After the archery and riding, we went to visit two museums, the Museum of the KMA (photo 11) and the other Yeongjip Bow (photo 12) and Archery museum at Paju near the DMZ. The former is the Academy Museum with good collections of crossbows, bows, arrows etc. The latter is a private museum owned by a living cultural treasure Mr Yeong-Gi Yu. It has a very good collection of archery items. You may go to here to see more about the Yeongjip Museum.

Yeongjip Bow and Archery museum at Paju

When I was in Korea, such an unbroken archery tradition really touched me. On the other hand, I am very much ignorant about the situation in China. It would be nice if I could make a similar trip and see what can be discovered!

Koreans are nice and I would like to express my thanks to Col KIM Ki Hoon, tom Duvernay’s family, members of Horim, Hwanghak, Sangam and Surak Jeongs, Mr KIM Yong Sup of KTEMAGGA and his fellows, Mr Liu of Yeongjip Musuem and finally my family members.
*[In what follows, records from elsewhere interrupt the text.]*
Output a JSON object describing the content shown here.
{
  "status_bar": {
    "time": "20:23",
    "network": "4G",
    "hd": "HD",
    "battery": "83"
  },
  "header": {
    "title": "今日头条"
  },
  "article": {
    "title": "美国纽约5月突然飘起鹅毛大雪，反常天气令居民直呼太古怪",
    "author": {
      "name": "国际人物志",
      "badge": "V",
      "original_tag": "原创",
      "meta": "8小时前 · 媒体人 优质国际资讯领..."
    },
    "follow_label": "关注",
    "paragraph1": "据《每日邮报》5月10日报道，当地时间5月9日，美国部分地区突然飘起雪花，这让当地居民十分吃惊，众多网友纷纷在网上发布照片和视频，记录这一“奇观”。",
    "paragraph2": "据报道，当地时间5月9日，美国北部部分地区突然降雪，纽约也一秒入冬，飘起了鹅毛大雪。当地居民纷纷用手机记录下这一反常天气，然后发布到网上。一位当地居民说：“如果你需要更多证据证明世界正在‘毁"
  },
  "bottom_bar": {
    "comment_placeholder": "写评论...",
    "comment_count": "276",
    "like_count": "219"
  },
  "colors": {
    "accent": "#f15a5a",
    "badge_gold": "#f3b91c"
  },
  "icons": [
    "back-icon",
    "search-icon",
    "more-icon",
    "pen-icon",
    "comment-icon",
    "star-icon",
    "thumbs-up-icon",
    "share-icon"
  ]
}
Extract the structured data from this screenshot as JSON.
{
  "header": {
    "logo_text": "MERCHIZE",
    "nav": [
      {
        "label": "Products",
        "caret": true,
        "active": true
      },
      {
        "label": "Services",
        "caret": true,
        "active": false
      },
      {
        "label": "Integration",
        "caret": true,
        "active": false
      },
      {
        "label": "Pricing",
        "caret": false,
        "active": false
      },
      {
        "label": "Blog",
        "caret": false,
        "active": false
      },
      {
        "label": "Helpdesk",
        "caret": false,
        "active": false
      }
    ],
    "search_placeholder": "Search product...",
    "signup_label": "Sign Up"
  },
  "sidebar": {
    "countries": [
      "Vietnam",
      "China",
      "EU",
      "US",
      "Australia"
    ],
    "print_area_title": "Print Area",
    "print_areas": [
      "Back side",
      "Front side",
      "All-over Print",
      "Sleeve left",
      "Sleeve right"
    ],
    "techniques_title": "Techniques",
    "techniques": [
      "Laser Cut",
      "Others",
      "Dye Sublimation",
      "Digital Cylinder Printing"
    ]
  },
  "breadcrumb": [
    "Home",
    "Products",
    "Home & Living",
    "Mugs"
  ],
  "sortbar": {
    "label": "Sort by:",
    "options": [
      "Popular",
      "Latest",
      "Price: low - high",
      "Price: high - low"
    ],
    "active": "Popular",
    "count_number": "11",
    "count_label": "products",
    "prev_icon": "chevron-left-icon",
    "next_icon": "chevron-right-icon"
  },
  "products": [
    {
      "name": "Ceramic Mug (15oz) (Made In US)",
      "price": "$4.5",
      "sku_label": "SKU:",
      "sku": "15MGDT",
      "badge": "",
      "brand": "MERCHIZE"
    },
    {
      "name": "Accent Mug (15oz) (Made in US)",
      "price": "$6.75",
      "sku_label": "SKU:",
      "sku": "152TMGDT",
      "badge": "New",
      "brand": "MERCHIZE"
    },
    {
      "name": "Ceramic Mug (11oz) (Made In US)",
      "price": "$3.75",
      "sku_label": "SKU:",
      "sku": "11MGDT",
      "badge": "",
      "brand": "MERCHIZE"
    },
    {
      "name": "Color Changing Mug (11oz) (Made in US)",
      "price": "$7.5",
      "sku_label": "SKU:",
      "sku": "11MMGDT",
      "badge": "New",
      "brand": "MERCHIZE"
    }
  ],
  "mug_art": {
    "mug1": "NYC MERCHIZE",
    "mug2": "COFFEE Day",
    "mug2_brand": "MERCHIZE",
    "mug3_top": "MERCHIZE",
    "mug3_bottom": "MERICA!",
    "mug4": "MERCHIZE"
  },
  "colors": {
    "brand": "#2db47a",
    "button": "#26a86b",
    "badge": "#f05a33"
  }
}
Without them, the trip could not have been so successful.

Here is a puzzle.

Two Northern Wei Archer Figures

I wrote about one of these figures in a previous newsletter. The Northern Wei Period  lasted from 386CE – 534CE. The figure on the left dates from early in the period, while the one on the right is from the end of the period. As I remarked in March, the archer has a broad limbed bow like the Khotan bow. The figure on the right has an even more obvious Khotan style bow.

Bows and holster sof  the Northern Wei figures

So the question is: why does the bow holster seem to be completely incorrect for the bow?

Side view of late N. Wei bow holster

We are being asked to believe that the bow went into the holster like this:

If we had never seen an actual example of the Khotan bows, we might argue that this bow had one broad top limb and one narrow bottom limb. Well, we have seen it and it doesn't. Technically, there would have been no problem for the artist to model a bow-holster for the Khotan bow that we know, so that can't be the problem.

Was it 'artistic convention'?  Like the frescoes in Zoran's letter above, the Chinese were not great takers of liberties with these details. Is the item perhaps not supposed to represent a bow at all? Then why is there an obvious string nock in the siyah and a quiver of arrows on the archer's right side?

Note the string nock in the siyah

I hope to get to know the Khotan bow better. Csaba Grozer has promised to make a copy of one for me. In the meantime, I'm looking forward to your discussion of this puzzle on ATARNet.





(Stephen Selby)